E. Cobham Brewer 18101897. Dictionary of Phrase and Fable. 1898.
The Hebrews divided the night into four watches: 1, The beginning of the watches or even (Lam. ii. 19); 2, The middle watch or midnight (Judg. vii. 19); 3, The cock-crowing; 4, The morning watch or dawning (Exod. xiv. 24).
Ye know not when the master of the house cometh, at even, or at midnight, or at the cock-crowing, or in the morning.Mark xiii. 35.
The Romans divided the night into sixteen parts, each one hour and a - half, beginning at midnight.

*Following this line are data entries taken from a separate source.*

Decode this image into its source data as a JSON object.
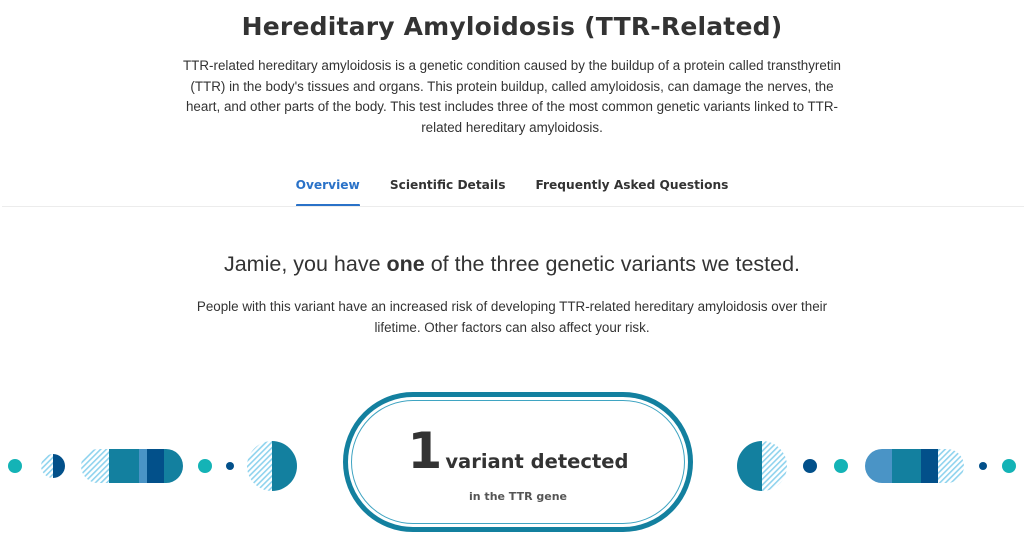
{
  "header": {
    "title": "Hereditary Amyloidosis (TTR-Related)",
    "intro": "TTR-related hereditary amyloidosis is a genetic condition caused by the buildup of a protein called transthyretin (TTR) in the body's tissues and organs. This protein buildup, called amyloidosis, can damage the nerves, the heart, and other parts of the body. This test includes three of the most common genetic variants linked to TTR-related hereditary amyloidosis."
  },
  "tabs": [
    {
      "label": "Overview",
      "active": true
    },
    {
      "label": "Scientific Details",
      "active": false
    },
    {
      "label": "Frequently Asked Questions",
      "active": false
    }
  ],
  "result": {
    "headline_prefix": "Jamie, you have ",
    "headline_bold": "one",
    "headline_suffix": " of the three genetic variants we tested.",
    "description": "People with this variant have an increased risk of developing TTR-related hereditary amyloidosis over their lifetime. Other factors can also affect your risk.",
    "variant_count": "1",
    "variant_label": "variant detected",
    "gene_label": "in the TTR gene"
  },
  "colors": {
    "accent_tab": "#2a72c8",
    "teal": "#13809f",
    "dark_blue": "#02508a",
    "mid_blue": "#4a94c6",
    "turquoise": "#14b3b6",
    "hatch": "#8fd3ee"
  }
}
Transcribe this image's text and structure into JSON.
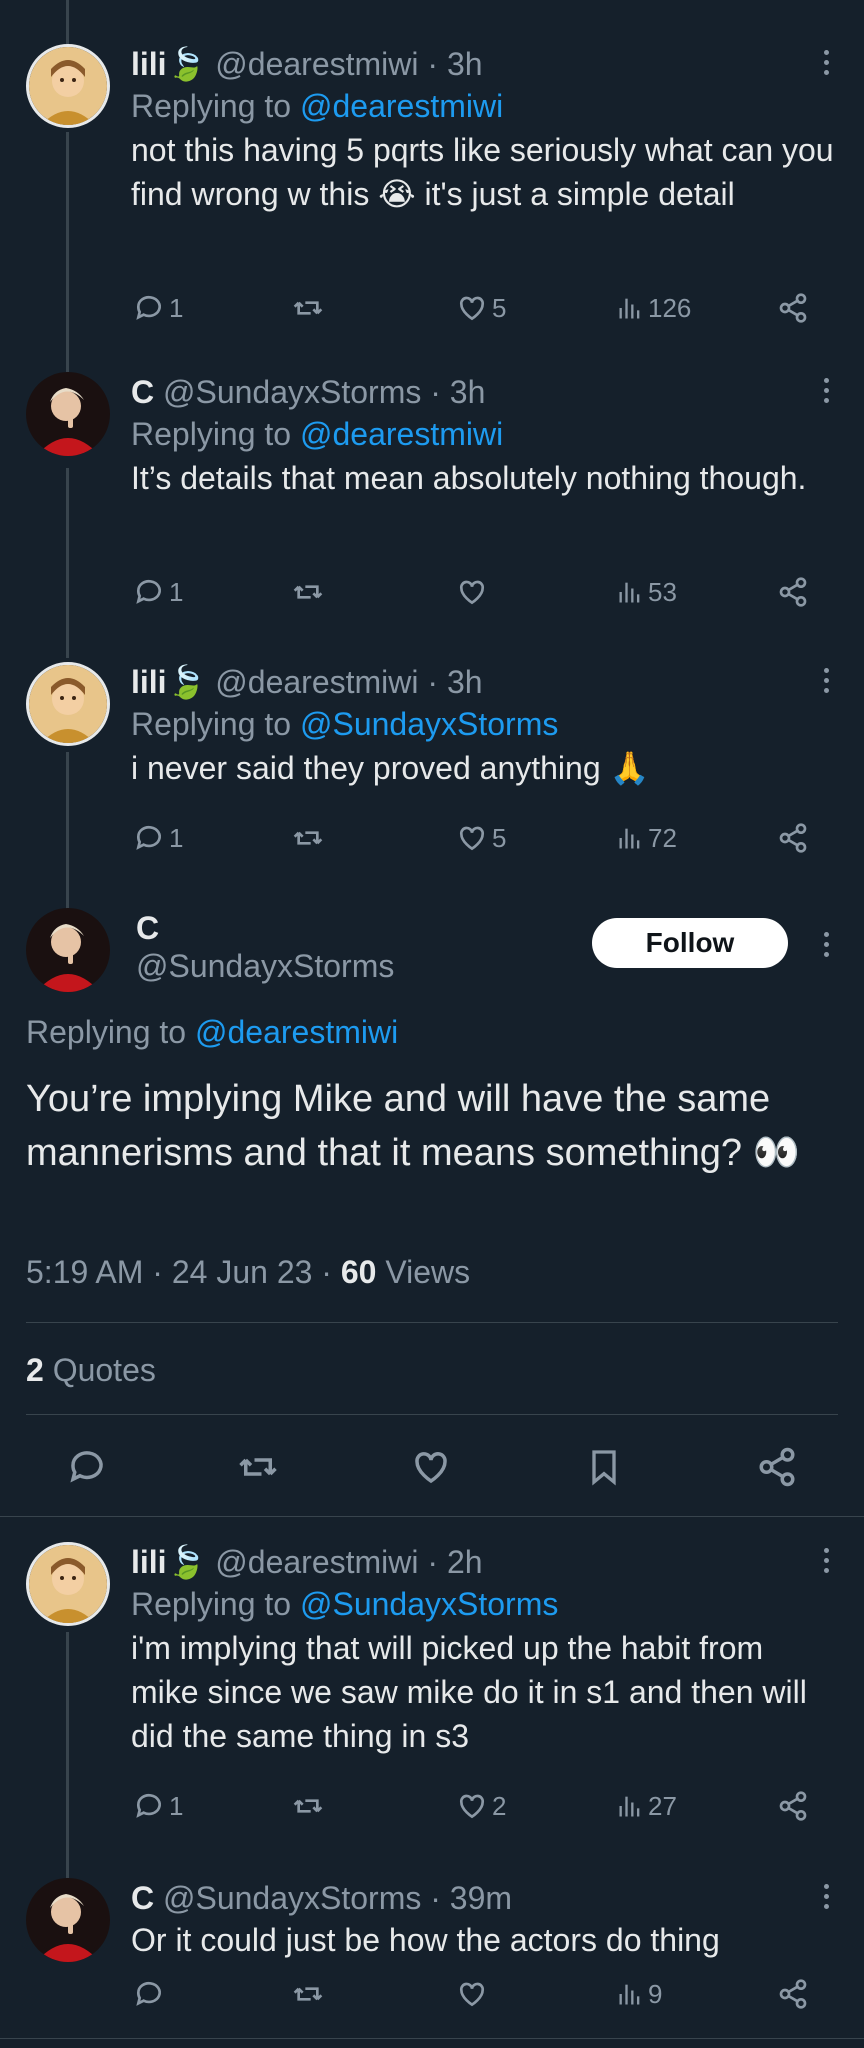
{
  "replies_top": [
    {
      "name": "lili",
      "handle": "@dearestmiwi",
      "time": "· 3h",
      "replying_prefix": "Replying to",
      "replying_to": "@dearestmiwi",
      "text": "not this having 5 pqrts like seriously what can you find wrong w this 😭 it's just a simple detail",
      "replies": "1",
      "retweets": "",
      "likes": "5",
      "views": "126"
    },
    {
      "name": "C",
      "handle": "@SundayxStorms",
      "time": "· 3h",
      "replying_prefix": "Replying to",
      "replying_to": "@dearestmiwi",
      "text": "It’s details that mean absolutely nothing though.",
      "replies": "1",
      "retweets": "",
      "likes": "",
      "views": "53"
    },
    {
      "name": "lili",
      "handle": "@dearestmiwi",
      "time": "· 3h",
      "replying_prefix": "Replying to",
      "replying_to": "@SundayxStorms",
      "text": "i never said they proved anything 🙏",
      "replies": "1",
      "retweets": "",
      "likes": "5",
      "views": "72"
    }
  ],
  "main_tweet": {
    "name": "C",
    "handle": "@SundayxStorms",
    "follow_label": "Follow",
    "replying_prefix": "Replying to",
    "replying_to": "@dearestmiwi",
    "text": "You’re implying Mike and will have the same mannerisms and that it means something? 👀",
    "time": "5:19 AM",
    "date": "24 Jun 23",
    "views_count": "60",
    "views_label": "Views",
    "quotes_count": "2",
    "quotes_label": "Quotes"
  },
  "replies_bottom": [
    {
      "name": "lili",
      "handle": "@dearestmiwi",
      "time": "· 2h",
      "replying_prefix": "Replying to",
      "replying_to": "@SundayxStorms",
      "text": "i'm implying that will picked up the habit from mike since we saw mike do it in s1 and then will did the same thing in s3",
      "replies": "1",
      "retweets": "",
      "likes": "2",
      "views": "27"
    },
    {
      "name": "C",
      "handle": "@SundayxStorms",
      "time": "· 39m",
      "text": "Or it could just be how the actors do thing",
      "replies": "",
      "retweets": "",
      "likes": "",
      "views": "9"
    }
  ],
  "colors": {
    "background": "#15202b",
    "link": "#1d9bf0",
    "muted": "#8b98a5",
    "text": "#e7e9ea"
  }
}
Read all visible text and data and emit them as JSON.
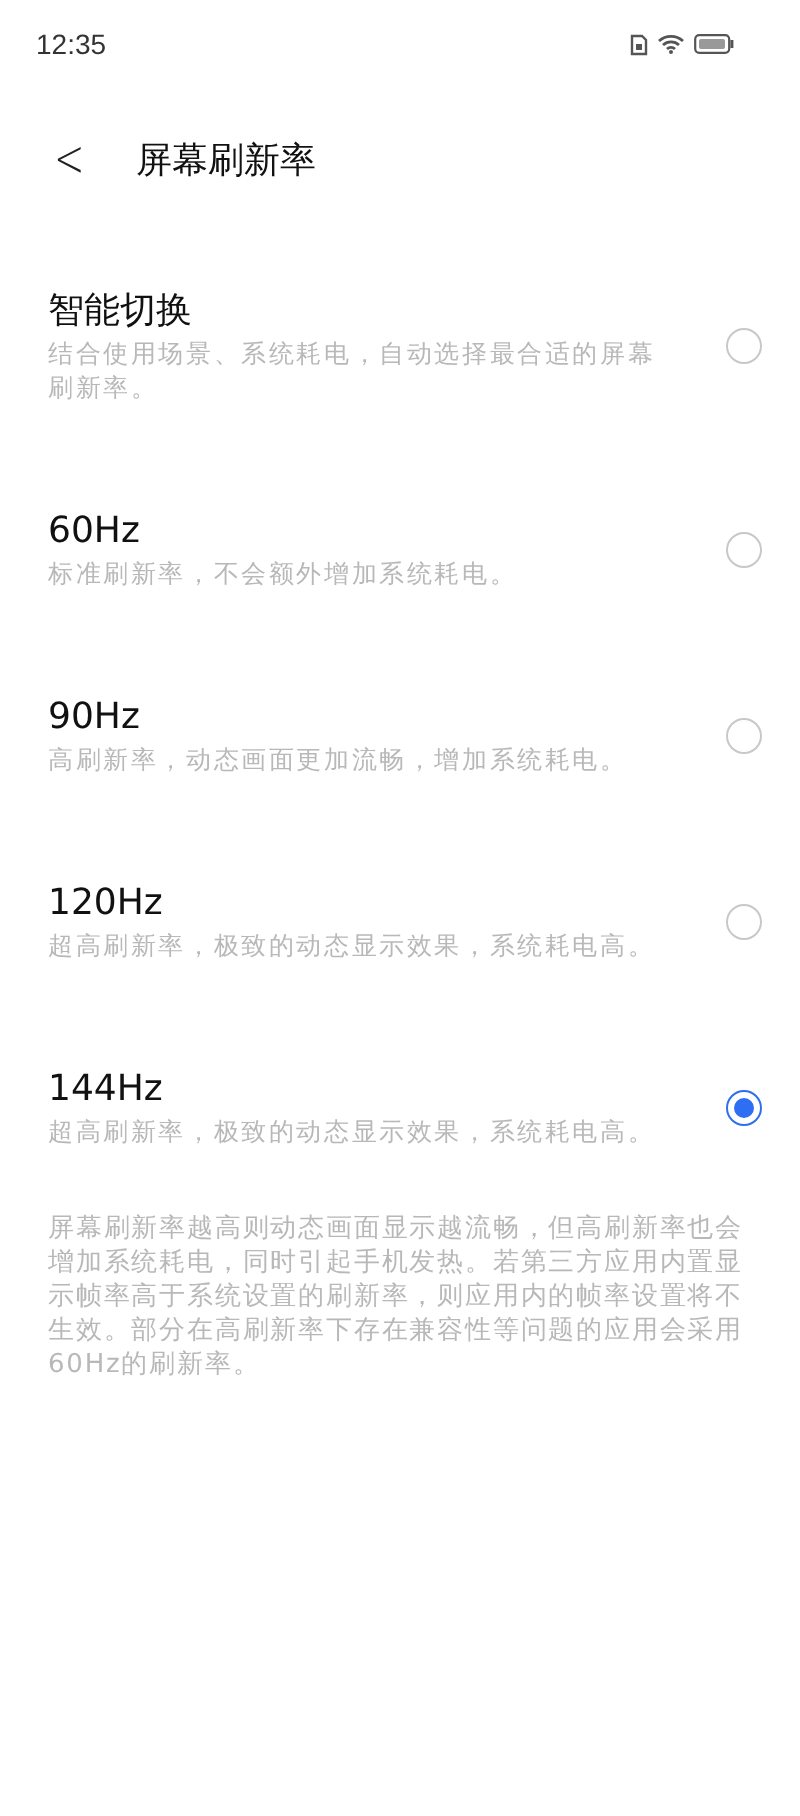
{
  "status_bar": {
    "time": "12:35"
  },
  "header": {
    "back": "<",
    "title": "屏幕刷新率"
  },
  "options": [
    {
      "title": "智能切换",
      "description": "结合使用场景、系统耗电，自动选择最合适的屏幕刷新率。",
      "selected": false
    },
    {
      "title": "60Hz",
      "description": "标准刷新率，不会额外增加系统耗电。",
      "selected": false
    },
    {
      "title": "90Hz",
      "description": "高刷新率，动态画面更加流畅，增加系统耗电。",
      "selected": false
    },
    {
      "title": "120Hz",
      "description": "超高刷新率，极致的动态显示效果，系统耗电高。",
      "selected": false
    },
    {
      "title": "144Hz",
      "description": "超高刷新率，极致的动态显示效果，系统耗电高。",
      "selected": true
    }
  ],
  "footnote": "屏幕刷新率越高则动态画面显示越流畅，但高刷新率也会增加系统耗电，同时引起手机发热。若第三方应用内置显示帧率高于系统设置的刷新率，则应用内的帧率设置将不生效。部分在高刷新率下存在兼容性等问题的应用会采用60Hz的刷新率。"
}
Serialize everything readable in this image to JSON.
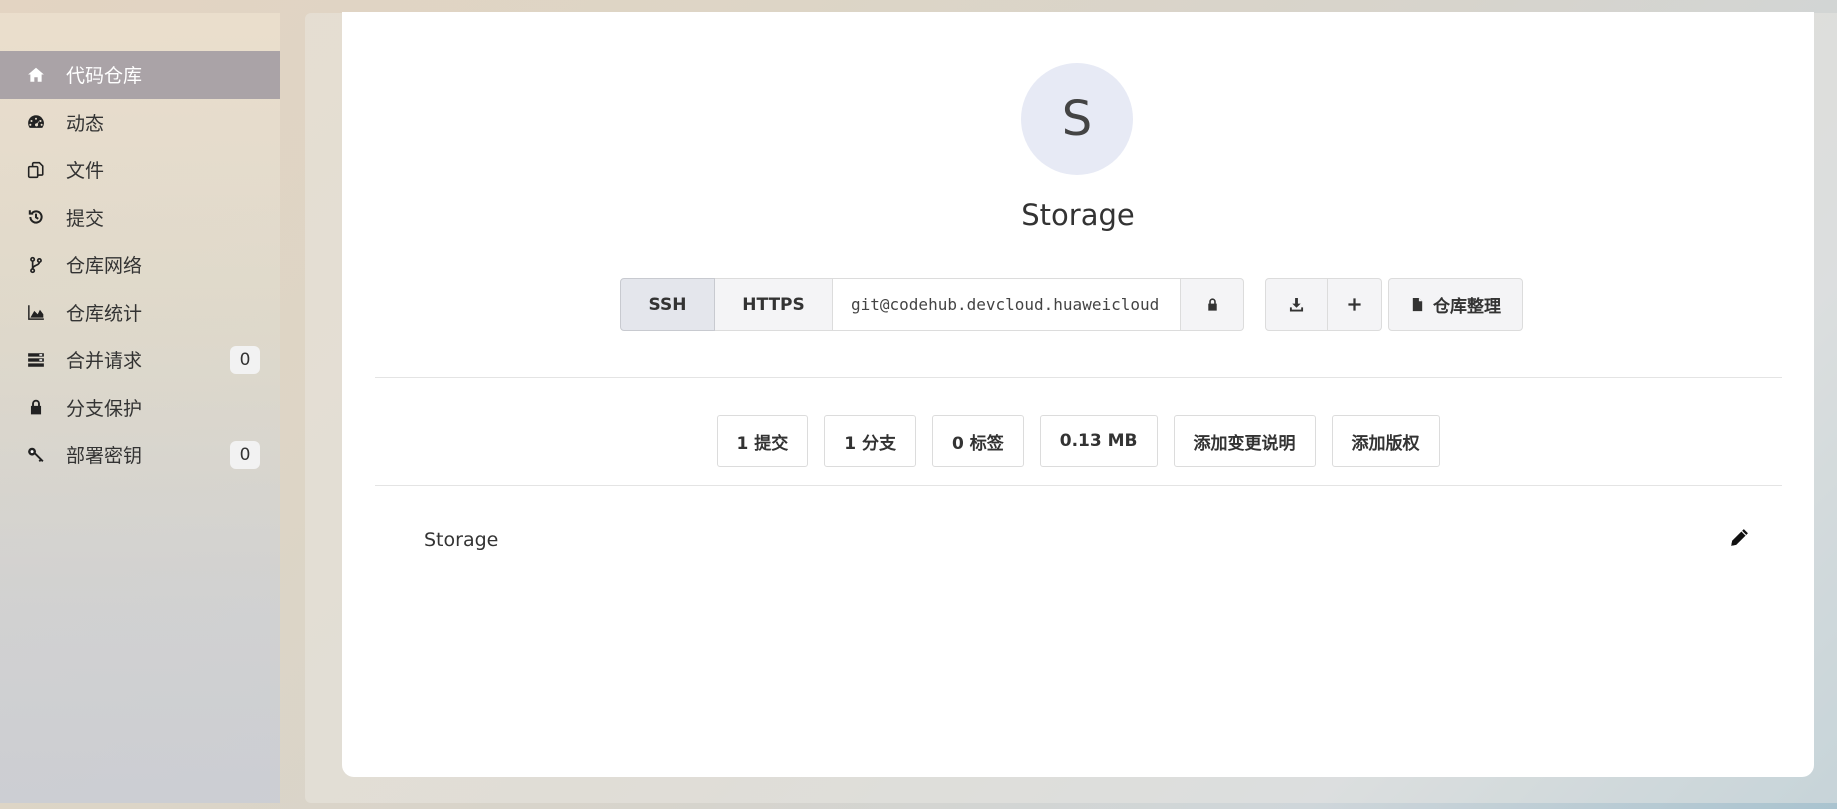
{
  "sidebar": {
    "items": [
      {
        "label": "代码仓库",
        "icon": "home-icon",
        "active": true
      },
      {
        "label": "动态",
        "icon": "dashboard-icon"
      },
      {
        "label": "文件",
        "icon": "files-icon"
      },
      {
        "label": "提交",
        "icon": "history-icon"
      },
      {
        "label": "仓库网络",
        "icon": "branch-icon"
      },
      {
        "label": "仓库统计",
        "icon": "area-chart-icon"
      },
      {
        "label": "合并请求",
        "icon": "merge-list-icon",
        "badge": "0"
      },
      {
        "label": "分支保护",
        "icon": "lock-icon"
      },
      {
        "label": "部署密钥",
        "icon": "key-icon",
        "badge": "0"
      }
    ]
  },
  "repo": {
    "avatar_letter": "S",
    "name": "Storage"
  },
  "clone": {
    "ssh_label": "SSH",
    "https_label": "HTTPS",
    "url": "git@codehub.devcloud.huaweicloud",
    "tidy_label": "仓库整理"
  },
  "stats": {
    "commits": "1 提交",
    "branches": "1 分支",
    "tags": "0 标签",
    "size": "0.13 MB",
    "add_changelog": "添加变更说明",
    "add_license": "添加版权"
  },
  "readme": {
    "title": "Storage"
  },
  "colors": {
    "active_nav_bg": "#aaa3a7",
    "avatar_bg": "#e7eaf5"
  }
}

The third of these divisions (3 a.m.) they called gallicinium, the time when cocks begin to crow; the next was conticinium, when they ceased to crow; and fifth was diluculum, dawn.
Probably the Romans sounded the hour on a trumpet (bugle) three times, and if so it would explain the diversity of the Gospels: Before the cock crow (John xiii. 38, Luke xxii. 34, and Matt. xxvi. 34); but Before the cock crow twice (Mark xiv. 30)that is, before the bugle has finished sounding.
Apparitions vanish at cock crow. This is a Christian superstition, the cock being the watch-bird placed on church spires, and therefore sacred.
The morning cock crew loud,
And at the sound it [the Ghost] shrunk in haste away,